’30th May Sit At Home’ Is About Those Who Fought And Died For Your Freedom – IPOB
The past few days have witnessed a remarkable public interest in the symbolism of the 30th May Biafra Remembrance, particularly the ‘Sit At Home’ order. 30th May is just one day in 366 days but it represents an enduring epitaph that recalls many great feats, struggles and tribulations. It is about the greatest collective self-defense against a genocide that lasted four years from 1966 to 1970.
It is about remembering and honoring those who fought valiantly against that genocide, and those who could not make their way safely to the East as they succumbed to the sheer numbers and bloodlust of their supposed Northern compatriots who sought their gruesome death for nothing except for jealousy and speaking a different tongue.
It is also about saluting the supreme sacrifice of all Biafrans who have formed the only bulwark against the renewed vigor of hatred of Biafrans that has resurged since 30th May, 2015. Many have died resisting, many have been maimed, many have been traumatized; but for all of us who continue to survive, the only thing that makes us human, gives us honor and succor is to ‘Sit At Hone’ and remember.
It is about remembering Mazi Ugo Ukandu who, in 1967, separated from his two fleeing brothers in Kaduna and faced down his pursuers. According to the eyewitness account of an American missionary, “Ukandu separated from his brothers and ran headlong into the wild crowd surging towards him. And in a twinkle, he disarmed the first one that lunged at him with a cudgel. With that cudgel, Ukandu was able to fatally mow down at least 20 of his assailants before their sheer numbers overwhelmed him. His courage and strength was a sight to behold and remember forever”. Sitting at home on 30th May is but one small act of remembrance.
To every Biafran, this little-known Mazi Ukandu should be the very first Biafran soldier. He took the first stand, he took on the evil right at its territory. And like the rest of the Biafran soldiers after him, he was unprepared, yet much emboldened by the extreme necessity to defend himself. ‘General’ Ukandu, we salute you today. We will sit at home to remember you. You didn’t die in vain.

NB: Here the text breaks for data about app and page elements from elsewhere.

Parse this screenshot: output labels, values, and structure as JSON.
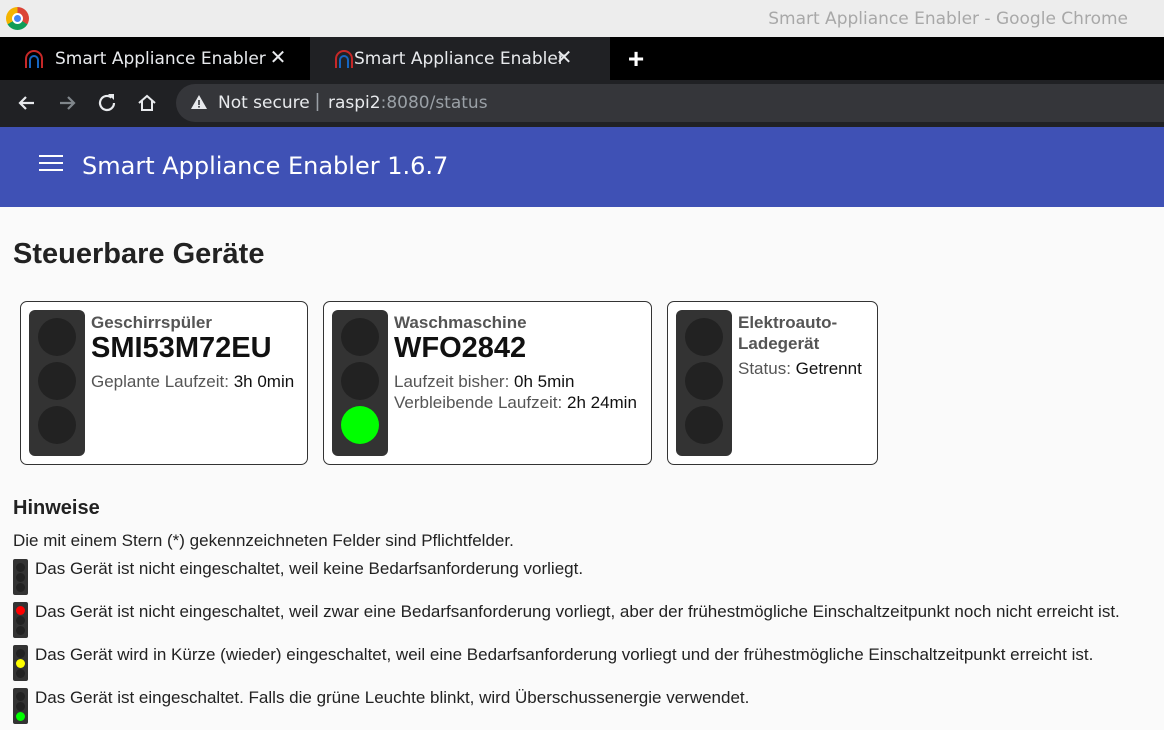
{
  "window": {
    "title": "Smart Appliance Enabler - Google Chrome"
  },
  "tabs": [
    {
      "label": "Smart Appliance Enabler",
      "close": "✕"
    },
    {
      "label": "Smart Appliance Enabler",
      "close": "✕"
    }
  ],
  "new_tab": "+",
  "addressbar": {
    "security_label": "Not secure",
    "separator": "|",
    "host": "raspi2",
    "path": ":8080/status"
  },
  "app": {
    "title": "Smart Appliance Enabler 1.6.7"
  },
  "page": {
    "heading": "Steuerbare Geräte"
  },
  "devices": [
    {
      "type": "Geschirrspüler",
      "model": "SMI53M72EU",
      "lines": [
        {
          "label": "Geplante Laufzeit:",
          "value": "3h 0min"
        }
      ],
      "light": "off"
    },
    {
      "type": "Waschmaschine",
      "model": "WFO2842",
      "lines": [
        {
          "label": "Laufzeit bisher:",
          "value": "0h 5min"
        },
        {
          "label": "Verbleibende Laufzeit:",
          "value": "2h 24min"
        }
      ],
      "light": "green"
    },
    {
      "type_line1": "Elektroauto-",
      "type_line2": "Ladegerät",
      "lines": [
        {
          "label": "Status:",
          "value": "Getrennt"
        }
      ],
      "light": "off"
    }
  ],
  "hints": {
    "heading": "Hinweise",
    "required_note": "Die mit einem Stern (*) gekennzeichneten Felder sind Pflichtfelder.",
    "legend": [
      {
        "light": "off",
        "text": "Das Gerät ist nicht eingeschaltet, weil keine Bedarfsanforderung vorliegt."
      },
      {
        "light": "red",
        "text": "Das Gerät ist nicht eingeschaltet, weil zwar eine Bedarfsanforderung vorliegt, aber der frühestmögliche Einschaltzeitpunkt noch nicht erreicht ist."
      },
      {
        "light": "yellow",
        "text": "Das Gerät wird in Kürze (wieder) eingeschaltet, weil eine Bedarfsanforderung vorliegt und der frühestmögliche Einschaltzeitpunkt erreicht ist."
      },
      {
        "light": "green",
        "text": "Das Gerät ist eingeschaltet. Falls die grüne Leuchte blinkt, wird Überschussenergie verwendet."
      }
    ]
  },
  "colors": {
    "appbar": "#3f51b5",
    "lamp_off": "#222222",
    "lamp_green": "#00ff00",
    "lamp_red": "#ff0000",
    "lamp_yellow": "#ffff00"
  }
}
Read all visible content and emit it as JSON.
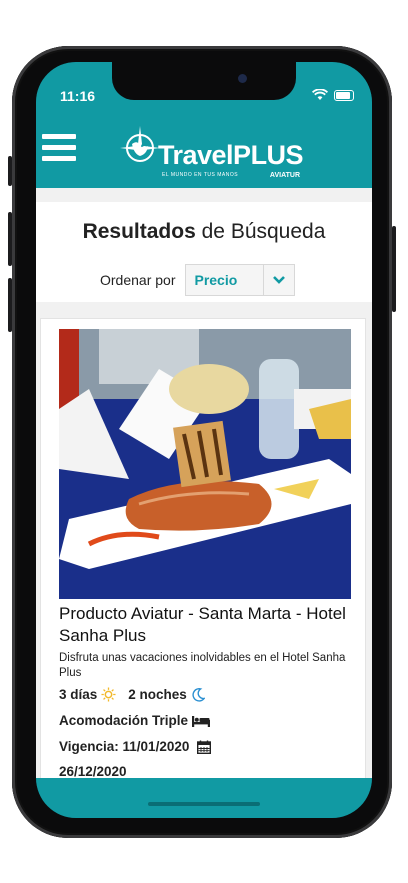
{
  "status_bar": {
    "time": "11:16"
  },
  "header": {
    "logo_text": "TravelPLUS",
    "logo_tagline": "EL MUNDO EN TUS MANOS",
    "logo_brand": "AVIATUR"
  },
  "search": {
    "heading_bold": "Resultados",
    "heading_rest": "de Búsqueda",
    "sort_label": "Ordenar por",
    "sort_value": "Precio"
  },
  "result": {
    "title": "Producto Aviatur - Santa Marta - Hotel Sanha Plus",
    "description": "Disfruta unas vacaciones inolvidables en el Hotel Sanha Plus",
    "days": "3 días",
    "nights": "2 noches",
    "accommodation": "Acomodación Triple",
    "validity": "Vigencia: 11/01/2020",
    "validity_end": "26/12/2020",
    "icons": {
      "days": "sun-icon",
      "nights": "moon-icon",
      "accommodation": "bed-icon",
      "validity": "calendar-icon"
    }
  },
  "colors": {
    "brand": "#119aa3",
    "accent_sun": "#f2b92b",
    "accent_moon": "#2a8fd1"
  }
}
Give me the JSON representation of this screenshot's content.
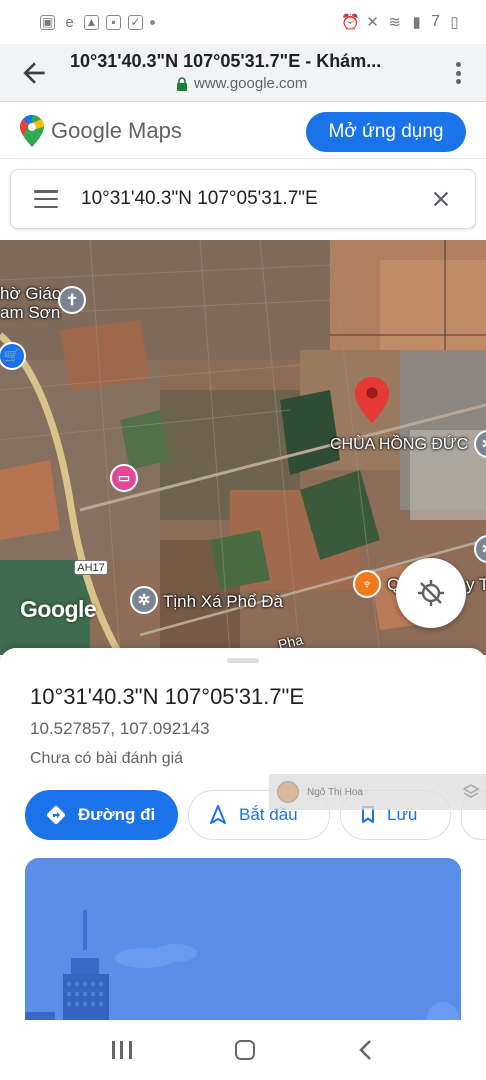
{
  "status_bar": {
    "battery_text": "7",
    "colors": {
      "icon": "#7a7a7a"
    }
  },
  "browser": {
    "page_title": "10°31'40.3\"N 107°05'31.7\"E - Khám...",
    "url": "www.google.com",
    "lock_color": "#188038"
  },
  "maps_header": {
    "logo_text": "Google Maps",
    "open_app_label": "Mở ứng dụng",
    "accent": "#1a73e8"
  },
  "search": {
    "query": "10°31'40.3\"N 107°05'31.7\"E"
  },
  "map": {
    "labels": {
      "church_line1": "hờ Giáo",
      "church_line2": "am Sơn",
      "pagoda": "CHÙA HỒNG ĐỨC",
      "temple": "Tịnh Xá Phổ Đà",
      "restaurant_partial": "Q",
      "road": "Pha",
      "road_shield": "AH17",
      "partial_right": "y T"
    },
    "wordmark": "Google"
  },
  "place": {
    "title": "10°31'40.3\"N 107°05'31.7\"E",
    "coords": "10.527857, 107.092143",
    "reviews": "Chưa có bài đánh giá",
    "actions": [
      {
        "label": "Đường đi",
        "icon": "directions-icon"
      },
      {
        "label": "Bắt đầu",
        "icon": "navigation-icon"
      },
      {
        "label": "Lưu",
        "icon": "bookmark-icon"
      }
    ]
  },
  "watermark": {
    "name": "Ngô Thị Hoa"
  }
}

It is to the many Ukandus and other soldiers of the trenches that our thoughts will inevitably turn to on this 30th May. Yet we must not forget that the attritional battle in the trenches were just part of a vast war effort by men and women from across Biafraland. It was a war fought over a sprawling canvas, both on land, sea and air, but most importantly, it was a psychological war of wills; and which in the end saw the greater will triumph. That will is one of saying “we will not stand by and allow you to match to our homes and slaughter us like you slaughtered us in your territory”. That we endured for all the three years. 30th May remembrance is about celebrating that triumph of the indomitable Biafran spirit.
But 30th May does not just remind us of the sacrifice of the soldiers, sailors and airmen of the great Biafran resistance of 1967 – 1970, but also of those who followed them in later conflicts – those who, in this era, stepped out to the streets of Igweocha, Onitsha, Aba, etc to protest the resurgence of evil, those who were murdered at the night vigil in Aba, those who were mowed down at Nkpor, and those who, more recently, lost their precious young lives at various locations in Biafraland, including at Afara-Ukwu, Umuahia.
Particularly with this years ‘Sit At Home’, as we rue our fate as a people and remember those who have died in the course of freedom, we must think of those they left behind – their families and their friends. We must also remember those that are missing since 2015, those in illegal detentions, and those that have stepped forward to speak out, to lead; and despite the great dangers ahead, have stayed the course.
Reflecting on the sacrifice of our people over the years has another powerful effect. By recalling their fortitude, we come to a greater appreciation of what freedom itself means. Part of its meaning is to honor those that labored and died or suffered for it. We wish Gov. Dave Umahi and Fulani masters of Arewa Consultative Forum will appreciate this point.
Through the ‘Sit At Home, we come to appreciate that those soldiers of 1967 -1970 and our fallen self-determination agitators of today were not just fighting for themselves alone, they were fighting for our freedom and our future. It is a sacrifice that connects all our Biafran peoples – past, present and future. So on this 30th May, as we come together as a people, either sitting at home or conducting other sincere acts of remembrance, let there be pride for the service, as well as sorrow for the sacrifice.
We have a right and then the duty to remember the fallen not just with sadness, but also with eternal respect and gratitude, in the knowledge that we are living the future they fought for. And we remember those still missing in the trenches, especially Mazi Nnamdi Kanu who, in this era, has been most steadfast in standing against evil.
Mazi Uche Mefor
Deputy Leader Indigenous People of Biafra (IPOB).